(8) Using that and coskew symmetry (25) we have Using conformal coskew symmetry proved in (5) and making a change of variables we can rewrite (108) as follows:
(9) In order to prove coleft symmetry we will follow the argument developed by Bakalov and Kac for the case of vertex algebras in [9]. We start by proving the following formula: where the integral notation is interpreted as follows: first we expand the coproduct and put the powers of on the right inside the integral and then we take the definite integral by the usual rules inside the parenthesis. Namely, In order to prove (110) we will use the -coproduct formula proved in Proposition 18: We multiply (112) by , take , and use that for to obtain Using that for , which follows from (36), we can rewrite the right hand side of (113) to get Using (111) it is easy to check that the right hand side of (114) equals finishing the proof of (110).
In order to complete the proof of (9), we note that the right hand side of (110) is invariant under the operator . Therefore, its left hand side is invariant under as well. This clearly implies coleft symmetry (97), finishing the proof of Proposition 19.

Let us suppose that we start with a -vector space and four linear maps: such that is locally nilpotent and properties of Proposition 19 hold. Then, we define a new linear map where the expression is interpreted as evaluated in acting on . Namely, if we write , then We want to prove that with defined in (117) is a vertex coalgebra. Indeed, we will show that providing a -vector space with the structure described above is equivalent to providing with a coalgebra structure.

Remarks 6. (a) If we consider the expansion for the map defined in (117), then we are defining for .
(b) In this context, we can recover the maps and using the formulas , with defined as in (117).
(c) If we have a vertex coalgebra and define maps and as we did in (86), (87), then due to (36) we can reobtain as in (117).

We introduce the last definition.

Definition 20. A vertex coalgebra consists of a -vector space together with linear maps such that is locally nilpotent and conditions of Proposition 19 hold.

As we mentioned before, we want to prove the following result.

Theorem 21. Definition 20 is equivalent to Definition 10.

In light of the equivalence between Definitions 10 and 1, Propositions 5(3) and 19 imply that the axioms of Definition 20 are satisfied under the conditions of Definition 10 if we define and as in (86)-(87).

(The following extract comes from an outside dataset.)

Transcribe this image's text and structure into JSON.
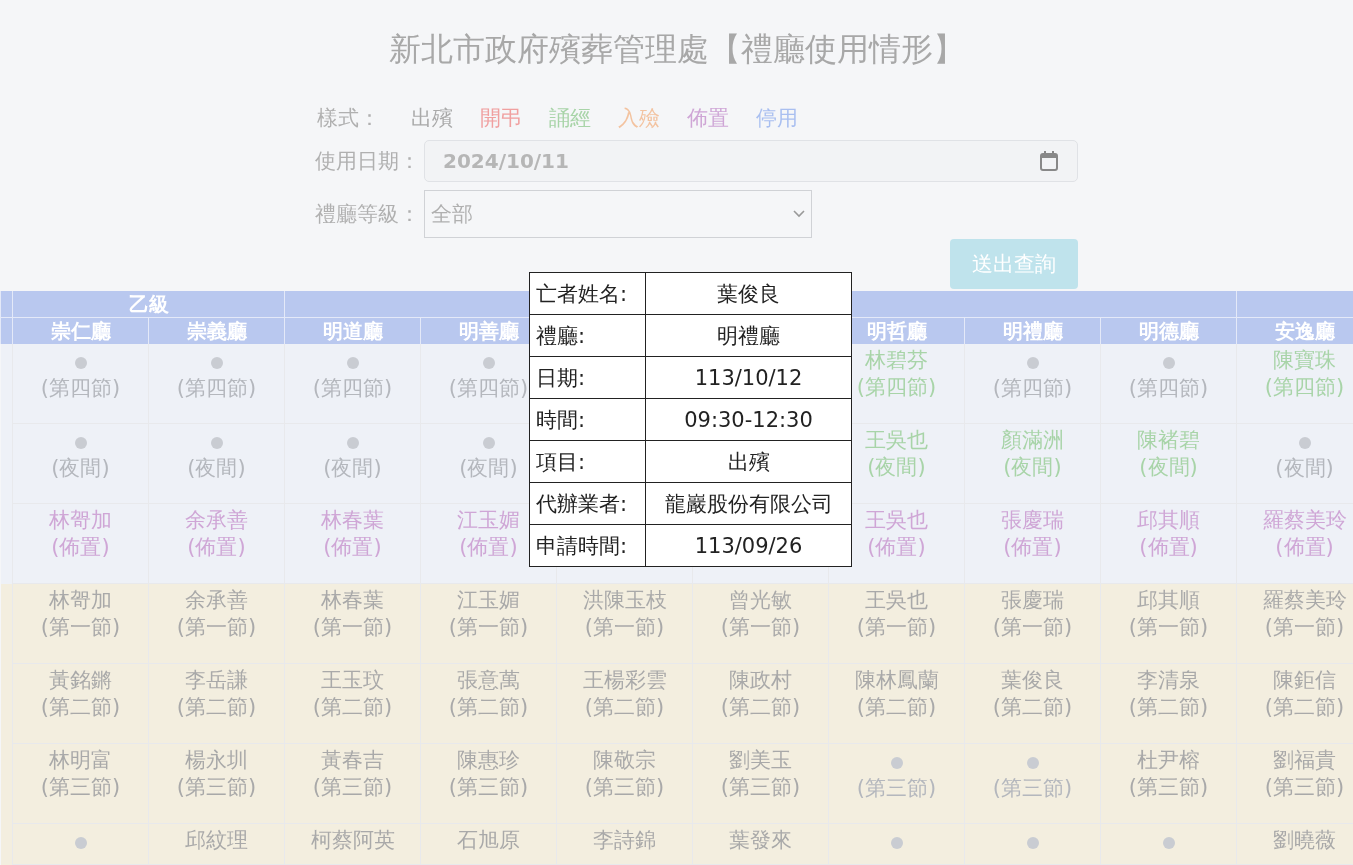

In order to prove the other implication let us first define as in (117). Using that is locally nilpotent, it is clear that the image of actually lies in . Second, note that using (89) and (90) it is clear that